> ASSIGNMENT
Only the lines that contain the string "background" belong in the answer; pull them from the records.

************

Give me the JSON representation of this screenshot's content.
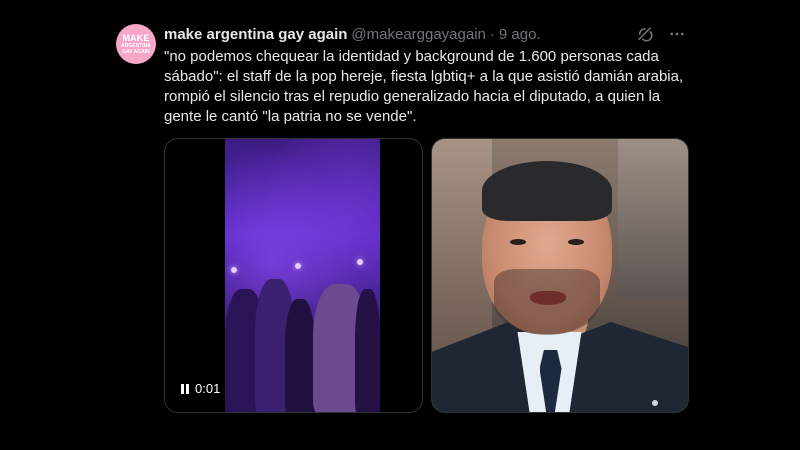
{
  "avatar": {
    "line1": "MAKE",
    "line2": "ARGENTINA",
    "line3": "GAY AGAIN",
    "bg_color": "#f5a6c9"
  },
  "tweet": {
    "display_name": "make argentina gay again",
    "handle": "@makearggayagain",
    "separator": "·",
    "date": "9 ago.",
    "text": "\"no podemos chequear la identidad y background de 1.600 personas cada sábado\": el staff de la pop hereje, fiesta lgbtiq+ a la que asistió damián arabia, rompió el silencio tras el repudio generalizado hacia el diputado, a quien la gente le cantó \"la patria no se vende\"."
  },
  "actions": {
    "icons": [
      "grok-icon",
      "more-icon"
    ]
  },
  "media": {
    "video": {
      "timestamp": "0:01",
      "state_icon": "pause-icon"
    }
  },
  "colors": {
    "background": "#000000",
    "text_primary": "#e7e9ea",
    "text_secondary": "#71767b",
    "border": "#2f3336"
  }
}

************

> RESULT OF THIS EXERCISE
    "text": "\"no podemos chequear la identidad y background de 1.600 personas cada sábado\": el staff de la pop hereje, fiesta lgbtiq+ a la que asistió damián arabia, rompió el silencio tras el repudio generalizado hacia el diputado, a quien la gente le cantó \"la patria no se vende\"."
    "background": "#000000",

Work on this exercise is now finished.